WORK TO COMPLETE –
Give back the records below verbatim, please, but without a single image.
= Beginning of Section =
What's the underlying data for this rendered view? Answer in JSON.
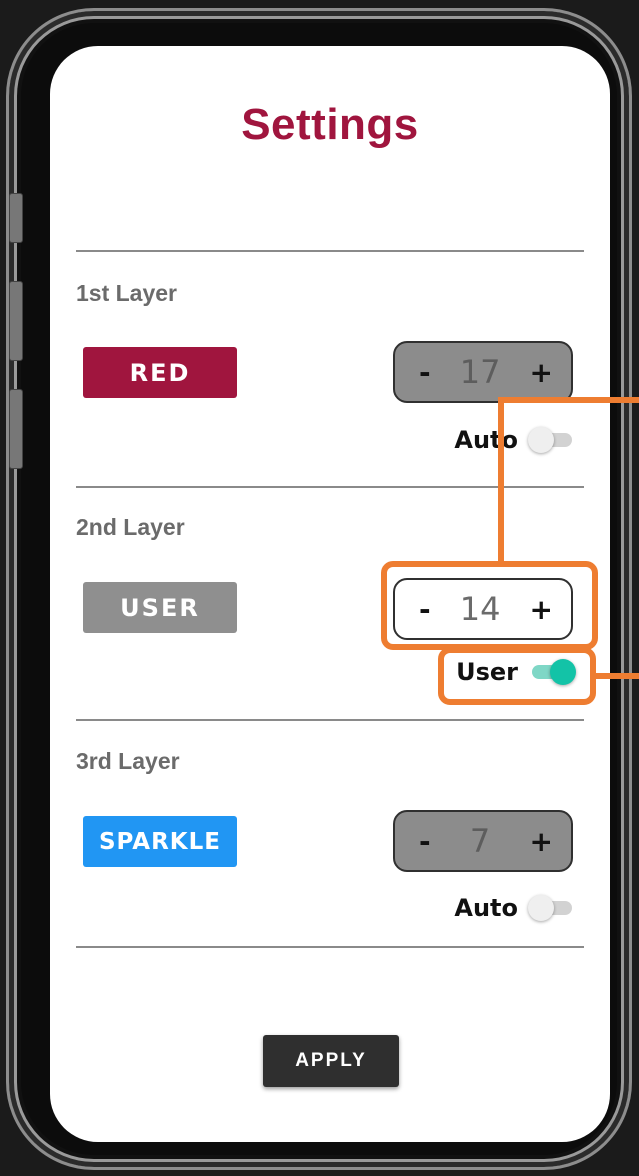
{
  "app": {
    "title": "Settings"
  },
  "layers": [
    {
      "label": "1st Layer",
      "mode": "RED",
      "mode_color": "#a0153e",
      "value": "17",
      "toggle_label": "Auto",
      "toggle_on": false,
      "stepper_enabled": false
    },
    {
      "label": "2nd Layer",
      "mode": "USER",
      "mode_color": "#8f8f8f",
      "value": "14",
      "toggle_label": "User",
      "toggle_on": true,
      "stepper_enabled": true
    },
    {
      "label": "3rd Layer",
      "mode": "SPARKLE",
      "mode_color": "#2196f3",
      "value": "7",
      "toggle_label": "Auto",
      "toggle_on": false,
      "stepper_enabled": false
    }
  ],
  "stepper": {
    "minus": "-",
    "plus": "+"
  },
  "apply_label": "APPLY",
  "colors": {
    "accent": "#a0153e",
    "highlight": "#ee7d31",
    "toggle_on": "#13c3a7",
    "apply_bg": "#2f2f2f"
  }
}
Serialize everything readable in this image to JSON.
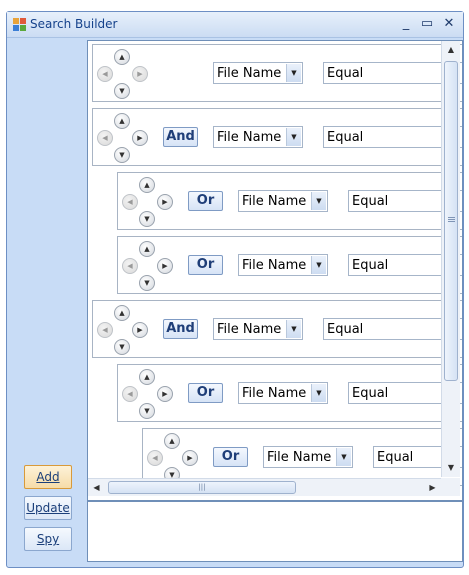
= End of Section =
EXPECTED OUTPUT –
What's the underlying data for this rendered view? Answer in JSON.
{
  "app": {
    "title": "Settings"
  },
  "layers": [
    {
      "label": "1st Layer",
      "mode": "RED",
      "mode_color": "#a0153e",
      "value": "17",
      "toggle_label": "Auto",
      "toggle_on": false,
      "stepper_enabled": false
    },
    {
      "label": "2nd Layer",
      "mode": "USER",
      "mode_color": "#8f8f8f",
      "value": "14",
      "toggle_label": "User",
      "toggle_on": true,
      "stepper_enabled": true
    },
    {
      "label": "3rd Layer",
      "mode": "SPARKLE",
      "mode_color": "#2196f3",
      "value": "7",
      "toggle_label": "Auto",
      "toggle_on": false,
      "stepper_enabled": false
    }
  ],
  "stepper": {
    "minus": "-",
    "plus": "+"
  },
  "apply_label": "APPLY",
  "colors": {
    "accent": "#a0153e",
    "highlight": "#ee7d31",
    "toggle_on": "#13c3a7",
    "apply_bg": "#2f2f2f"
  }
}
Serialize everything readable in this image to JSON.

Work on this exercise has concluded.